TASK TO CARRY OUT |
Go through the lines below and copy each one that holds the string "this".
_____
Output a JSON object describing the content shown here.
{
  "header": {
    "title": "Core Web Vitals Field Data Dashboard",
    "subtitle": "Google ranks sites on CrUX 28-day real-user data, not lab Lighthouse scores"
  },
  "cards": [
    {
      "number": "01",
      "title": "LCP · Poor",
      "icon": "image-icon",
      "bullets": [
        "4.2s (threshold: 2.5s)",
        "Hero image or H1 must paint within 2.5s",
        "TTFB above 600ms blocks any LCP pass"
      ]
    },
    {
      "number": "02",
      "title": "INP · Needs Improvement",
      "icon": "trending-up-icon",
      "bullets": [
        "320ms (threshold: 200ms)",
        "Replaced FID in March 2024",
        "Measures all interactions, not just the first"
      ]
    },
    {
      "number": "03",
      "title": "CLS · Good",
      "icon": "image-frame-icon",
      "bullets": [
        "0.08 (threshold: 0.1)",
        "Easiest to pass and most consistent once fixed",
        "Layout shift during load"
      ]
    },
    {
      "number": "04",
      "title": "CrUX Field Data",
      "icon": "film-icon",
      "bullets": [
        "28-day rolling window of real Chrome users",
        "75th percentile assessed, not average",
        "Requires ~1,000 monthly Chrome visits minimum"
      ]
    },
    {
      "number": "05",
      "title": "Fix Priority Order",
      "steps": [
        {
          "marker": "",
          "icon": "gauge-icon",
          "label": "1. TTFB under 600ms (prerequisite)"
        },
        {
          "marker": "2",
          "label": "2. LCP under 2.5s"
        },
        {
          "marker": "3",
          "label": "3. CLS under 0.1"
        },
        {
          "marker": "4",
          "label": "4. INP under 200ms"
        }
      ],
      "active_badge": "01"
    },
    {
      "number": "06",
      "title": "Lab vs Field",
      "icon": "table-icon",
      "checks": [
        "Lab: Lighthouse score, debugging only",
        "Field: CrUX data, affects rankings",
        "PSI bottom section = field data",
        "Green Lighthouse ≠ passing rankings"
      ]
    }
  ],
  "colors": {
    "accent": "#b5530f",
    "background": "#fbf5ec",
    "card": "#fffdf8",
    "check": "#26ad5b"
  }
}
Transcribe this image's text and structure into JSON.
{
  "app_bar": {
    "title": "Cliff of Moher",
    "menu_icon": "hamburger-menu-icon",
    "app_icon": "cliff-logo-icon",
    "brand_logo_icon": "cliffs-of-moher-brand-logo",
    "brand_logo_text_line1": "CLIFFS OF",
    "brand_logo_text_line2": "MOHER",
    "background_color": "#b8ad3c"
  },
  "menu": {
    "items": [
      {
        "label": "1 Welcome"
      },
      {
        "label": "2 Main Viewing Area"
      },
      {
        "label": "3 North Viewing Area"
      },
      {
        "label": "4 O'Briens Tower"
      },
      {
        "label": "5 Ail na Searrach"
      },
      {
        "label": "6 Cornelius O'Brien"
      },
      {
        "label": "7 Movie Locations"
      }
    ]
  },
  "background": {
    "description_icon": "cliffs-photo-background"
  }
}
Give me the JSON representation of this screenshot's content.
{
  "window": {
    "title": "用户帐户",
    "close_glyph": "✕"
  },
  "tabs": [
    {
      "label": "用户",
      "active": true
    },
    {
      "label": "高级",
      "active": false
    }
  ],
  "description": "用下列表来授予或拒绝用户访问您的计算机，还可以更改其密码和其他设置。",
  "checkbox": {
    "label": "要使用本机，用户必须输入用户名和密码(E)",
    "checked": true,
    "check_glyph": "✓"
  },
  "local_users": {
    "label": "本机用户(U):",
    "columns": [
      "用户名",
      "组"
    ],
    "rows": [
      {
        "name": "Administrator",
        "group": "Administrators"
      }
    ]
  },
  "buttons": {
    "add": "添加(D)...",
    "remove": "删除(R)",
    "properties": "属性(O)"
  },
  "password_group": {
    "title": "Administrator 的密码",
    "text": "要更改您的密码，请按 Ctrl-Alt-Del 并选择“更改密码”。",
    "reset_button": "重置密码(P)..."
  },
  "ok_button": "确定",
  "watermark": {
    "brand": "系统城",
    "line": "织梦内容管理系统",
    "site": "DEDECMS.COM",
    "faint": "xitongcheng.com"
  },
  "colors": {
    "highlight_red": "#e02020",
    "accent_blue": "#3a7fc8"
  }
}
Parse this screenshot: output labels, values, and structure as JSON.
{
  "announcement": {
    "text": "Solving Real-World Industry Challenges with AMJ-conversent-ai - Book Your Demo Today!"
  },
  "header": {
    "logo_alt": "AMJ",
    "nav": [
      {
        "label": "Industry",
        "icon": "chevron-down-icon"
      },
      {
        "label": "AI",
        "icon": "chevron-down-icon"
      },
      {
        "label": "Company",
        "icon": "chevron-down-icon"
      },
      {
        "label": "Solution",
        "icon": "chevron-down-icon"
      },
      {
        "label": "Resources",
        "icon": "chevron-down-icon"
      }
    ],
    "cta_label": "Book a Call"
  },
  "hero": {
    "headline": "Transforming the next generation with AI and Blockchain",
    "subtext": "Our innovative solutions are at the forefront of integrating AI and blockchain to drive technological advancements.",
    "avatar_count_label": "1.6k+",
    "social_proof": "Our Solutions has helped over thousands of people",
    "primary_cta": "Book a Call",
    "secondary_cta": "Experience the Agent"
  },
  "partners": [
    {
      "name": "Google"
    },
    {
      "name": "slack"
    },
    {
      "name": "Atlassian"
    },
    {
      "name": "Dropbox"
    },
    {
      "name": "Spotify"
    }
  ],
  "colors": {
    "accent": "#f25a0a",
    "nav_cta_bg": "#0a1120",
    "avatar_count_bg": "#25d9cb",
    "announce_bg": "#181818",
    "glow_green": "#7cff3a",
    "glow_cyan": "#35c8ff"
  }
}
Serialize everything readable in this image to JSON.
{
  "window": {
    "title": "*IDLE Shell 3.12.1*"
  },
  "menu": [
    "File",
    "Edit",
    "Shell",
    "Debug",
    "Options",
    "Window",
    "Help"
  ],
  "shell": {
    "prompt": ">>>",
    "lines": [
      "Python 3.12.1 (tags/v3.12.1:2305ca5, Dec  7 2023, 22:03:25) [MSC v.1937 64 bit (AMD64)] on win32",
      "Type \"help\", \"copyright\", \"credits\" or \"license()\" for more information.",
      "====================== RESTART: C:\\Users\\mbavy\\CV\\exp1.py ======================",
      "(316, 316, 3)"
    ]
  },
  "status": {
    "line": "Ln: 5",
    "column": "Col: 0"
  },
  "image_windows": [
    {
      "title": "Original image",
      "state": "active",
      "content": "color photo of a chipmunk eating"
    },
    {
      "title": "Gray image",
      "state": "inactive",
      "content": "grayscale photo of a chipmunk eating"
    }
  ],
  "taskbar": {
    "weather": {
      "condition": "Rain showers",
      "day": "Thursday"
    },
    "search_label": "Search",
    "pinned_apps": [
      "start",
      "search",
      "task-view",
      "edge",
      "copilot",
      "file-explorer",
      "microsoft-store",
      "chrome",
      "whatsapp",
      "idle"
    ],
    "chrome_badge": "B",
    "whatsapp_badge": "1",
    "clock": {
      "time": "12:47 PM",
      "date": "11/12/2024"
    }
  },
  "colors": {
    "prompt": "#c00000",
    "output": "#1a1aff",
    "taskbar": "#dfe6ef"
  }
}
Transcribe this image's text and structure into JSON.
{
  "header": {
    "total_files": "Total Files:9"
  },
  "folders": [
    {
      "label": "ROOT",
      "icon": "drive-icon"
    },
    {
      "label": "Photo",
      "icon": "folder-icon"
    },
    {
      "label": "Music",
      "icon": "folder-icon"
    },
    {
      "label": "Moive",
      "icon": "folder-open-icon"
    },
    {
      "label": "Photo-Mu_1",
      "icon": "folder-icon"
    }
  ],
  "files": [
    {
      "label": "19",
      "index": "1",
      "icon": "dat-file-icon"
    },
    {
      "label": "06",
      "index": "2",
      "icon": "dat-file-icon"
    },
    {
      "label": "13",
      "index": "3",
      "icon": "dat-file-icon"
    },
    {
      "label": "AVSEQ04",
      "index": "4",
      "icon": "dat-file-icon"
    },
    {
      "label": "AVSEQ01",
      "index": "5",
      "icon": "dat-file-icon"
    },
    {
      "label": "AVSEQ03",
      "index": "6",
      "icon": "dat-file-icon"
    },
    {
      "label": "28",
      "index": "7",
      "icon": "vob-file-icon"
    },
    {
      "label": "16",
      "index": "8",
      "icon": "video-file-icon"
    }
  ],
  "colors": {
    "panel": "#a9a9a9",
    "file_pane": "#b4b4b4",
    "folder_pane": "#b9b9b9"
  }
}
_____
SOLUTION TO THE PROBLEM |
Transcribe this image's text and structure into JSON.
Give me the JSON representation of this screenshot's content.
Parse this screenshot: output labels, values, and structure as JSON.
Serialize everything readable in this image to JSON.
Transcribe this image's text and structure into JSON.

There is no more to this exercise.